Don’t be afraid of suffering for the Lord. Work at telling others the Good News, and fully carry out the ministry God has given you.

As for me, my life has already been poured out as an offering to God. The time of my death is near. I have fought the good fight, I have finished the race, and I have remained faithful. – 2 Timothy 4:5-7 NLT

Paul could have had a much easier life. He could have taken the path of least resistance, preaching what people wanted to hear and promoting a non-controversial message that brought him popularity, not persecution. But that wasn’t Paul’s style. His commitment to the cause of Christ would not allow him to dilute the message or avoid the inevitable controversy it caused.

Paul was well aware of the fact that the gospel message was controversial. He had seen the kinds of reactions it garnered.

Since God in his wisdom saw to it that the world would never know him through human wisdom, he has used our foolish preaching to save those who believe. It is foolish to the Jews, who ask for signs from heaven. And it is foolish to the Greeks, who seek human wisdom. So when we preach that Christ was crucified, the Jews are offended and the Gentiles say it’s all nonsense.

But to those called by God to salvation, both Jews and Gentiles, Christ is the power of God and the wisdom of God. – 1 Corinthians 1:21-24 NLT

The gospel was powerful and the preaching of it elicited strong reactions among those who heard it. Some received it gladly, while others responded in disbelief and even violent resistance. Paul had experienced the joy of watching many embrace the good news of the faith in Christ with open arms. But he had also felt the searing pain that came from being flogged and even stoned, all for sharing the message of salvation by grace alone through faith alone in Christ alone. But for Paul, it was all worth it. Which is why he reminds his readers, “our coming to you was not in vain” (1 Thessalonians 2:1 ESV). His efforts had produced the intended results. The church in Thessalonica was growing and thriving. Yes, the believers were facing difficulty and experiencing opposition, but Paul wanted them to know that these things were to be expected. It all came with the territory. The enemy hated what Paul was doing, but he couldn’t stop it. Satan could attempt to muster all the forces of darkness against Paul, but he would not succeed in his efforts to thwart the spread of the gospel. As Jesus promised Peter, “I will build my church, and all the powers of hell will not conquer it” (Matthew 16:18 NLT).
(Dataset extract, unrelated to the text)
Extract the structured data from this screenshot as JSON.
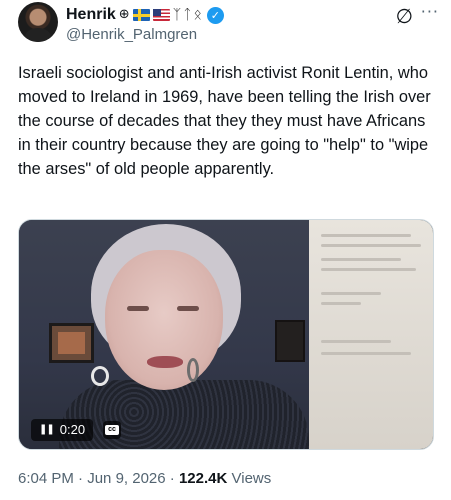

Jesus had made it clear that the powers of hell would come against the church. But He also assured Peter that those powers would fail and His church would prevail. And Paul assured the Thessalonian church that he declared “the gospel of God in the midst of much conflict,” fully confident that it would take root and grow – unabated and undiminished in its impact on the world. But the conflict is real nonetheless. The opposition is not a figment of our imagination. The gates of hell stand diametrically opposed to the gospel message. The forces of the enemy are intent on destroying all that Jesus Christ died to make possible. He wants to rob believers of their joy, their effectiveness, and their confidence in Christ. But Jesus assures us, “The thief comes only to steal and kill and destroy. I came that they may have life and have it abundantly” (John 10:10 ESV). We have the gospel of God in the midst of conflict. The gospel doesn’t make the conflict go away. It produces it. But it also provides us with the means of achieving victory over it.

English Standard Version (ESV) The Holy Bible, English Standard Version. ESV® Permanent Text Edition® (2016). Copyright © 2001 by Crossway Bibles, a publishing ministry of Good News Publishers.

New Living Translation (NLT) Holy Bible, New Living Translation, copyright © 1996, 2004, 2015 by Tyndale House Foundation. Used by permission of Tyndale House Publishers Inc., Carol Stream, Illinois 60188. All rights reserved.

The Message (MSG) Copyright © 1993, 1994, 1995, 1996, 2000, 2001, 2002 by Eugene H. Peterson

Leave a Reply

This site uses Akismet to reduce spam. Learn how your comment data is processed.